No information was presented in the petition, or is available in our files, to indicate that Castanea pumila var. ozarkensis may warrant listing due to the inadequacy of existing regulatory mechanisms.

E. Other Natural or Manmade Factors Affecting the Species' Continued Existence

No information was presented in the petition, or is available in our files, to indicate that Castanea pumila var. ozarkensis may warrant listing due to other natural or manmade factors affecting the species' continued existence.

Finding

On the basis of our evaluation of the information presented under section 4(b)(3)(A) of the Act, we have determined that the petition presents substantial scientific or commercial information indicating that listing Castanea pumila var. ozarkensis throughout its entire range may be warranted due to disease or predation (Factor C). Following a review of the information presented in the petition and readily available in our files, we have determined that substantial information was not presented or available that suggests listing may be warranted due to the present or threatened destruction, modification or curtailment of habitat or range (Factor A). The petition did not include any information related to Factors B, D, and E. Because we have found that the petition presents substantial information indicating that listing Castanea pumila var. ozarkensis may be warranted, we are initiating a status review to determine whether listing Castanea pumila var. ozarkensis under the Act is warranted.
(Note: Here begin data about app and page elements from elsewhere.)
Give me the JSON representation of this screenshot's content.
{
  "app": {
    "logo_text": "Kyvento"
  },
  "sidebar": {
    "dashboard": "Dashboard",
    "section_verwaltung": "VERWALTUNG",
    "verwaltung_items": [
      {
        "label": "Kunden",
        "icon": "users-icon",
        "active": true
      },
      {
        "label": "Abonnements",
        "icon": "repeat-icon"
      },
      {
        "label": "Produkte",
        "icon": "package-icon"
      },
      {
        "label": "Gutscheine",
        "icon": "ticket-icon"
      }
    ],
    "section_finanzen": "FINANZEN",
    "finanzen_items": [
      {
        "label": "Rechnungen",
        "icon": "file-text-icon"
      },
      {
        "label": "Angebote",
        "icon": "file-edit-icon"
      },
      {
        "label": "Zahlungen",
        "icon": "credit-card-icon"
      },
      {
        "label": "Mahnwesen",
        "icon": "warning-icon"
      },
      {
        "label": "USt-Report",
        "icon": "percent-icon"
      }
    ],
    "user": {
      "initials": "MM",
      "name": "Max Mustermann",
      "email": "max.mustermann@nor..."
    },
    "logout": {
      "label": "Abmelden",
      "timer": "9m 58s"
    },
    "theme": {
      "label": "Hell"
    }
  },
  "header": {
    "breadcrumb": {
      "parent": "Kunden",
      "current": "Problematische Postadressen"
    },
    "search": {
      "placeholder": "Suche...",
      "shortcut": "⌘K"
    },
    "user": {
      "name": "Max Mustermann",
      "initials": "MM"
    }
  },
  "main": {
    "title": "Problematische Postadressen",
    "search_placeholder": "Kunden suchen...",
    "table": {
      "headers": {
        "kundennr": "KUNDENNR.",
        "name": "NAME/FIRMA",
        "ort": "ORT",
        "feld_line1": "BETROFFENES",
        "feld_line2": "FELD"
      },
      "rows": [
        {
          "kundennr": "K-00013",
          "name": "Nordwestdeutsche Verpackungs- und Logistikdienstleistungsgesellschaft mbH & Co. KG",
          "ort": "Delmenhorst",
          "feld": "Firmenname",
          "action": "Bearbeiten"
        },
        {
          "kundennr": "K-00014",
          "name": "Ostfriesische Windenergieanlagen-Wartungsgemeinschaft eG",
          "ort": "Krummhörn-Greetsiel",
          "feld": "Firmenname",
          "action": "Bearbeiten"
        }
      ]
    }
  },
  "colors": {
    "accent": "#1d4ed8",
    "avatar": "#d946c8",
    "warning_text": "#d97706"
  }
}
The “substantial information” standard for a 90-day finding differs from the Act's “best scientific and commercial data” standard that applies to a status review to determine whether a petitioned action is warranted. A 90-day finding does not constitute a status review under the Act. In a 12-month finding, we will determine whether a petitioned action is warranted after we have completed a thorough status review of the species, which is conducted following a substantial 90-day finding. Because the Act's standards for 90-day and 12-month findings are different, as described above, a substantial 90-day finding does not mean that the 12-month finding will result in a warranted finding.

References Cited

A complete list of references cited is available on the Internet at http://www.regulations.gov and upon request from the Arkansas Ecological Services Field Office (see FOR FURTHER INFORMATION CONTACT).

Authors

The primary authors of this notice are the staff members of the Arkansas Ecological Services Field Office (see FOR FURTHER INFORMATION CONTACT).

Authority

The authority for this action is section 4 of the Endangered Species Act of 1973, as amended (16 U.S.C. 1531 et seq.).

Start Signature

Dated: May 19, 2010.

Gregory E. Siekaniec,

Acting Director, U.S. Fish and Wildlife Service.

End Signature End Supplemental Information

[FR Doc. 2010-13069 Filed 5-28-10; 8:45 am]

BILLING CODE 4310-55-S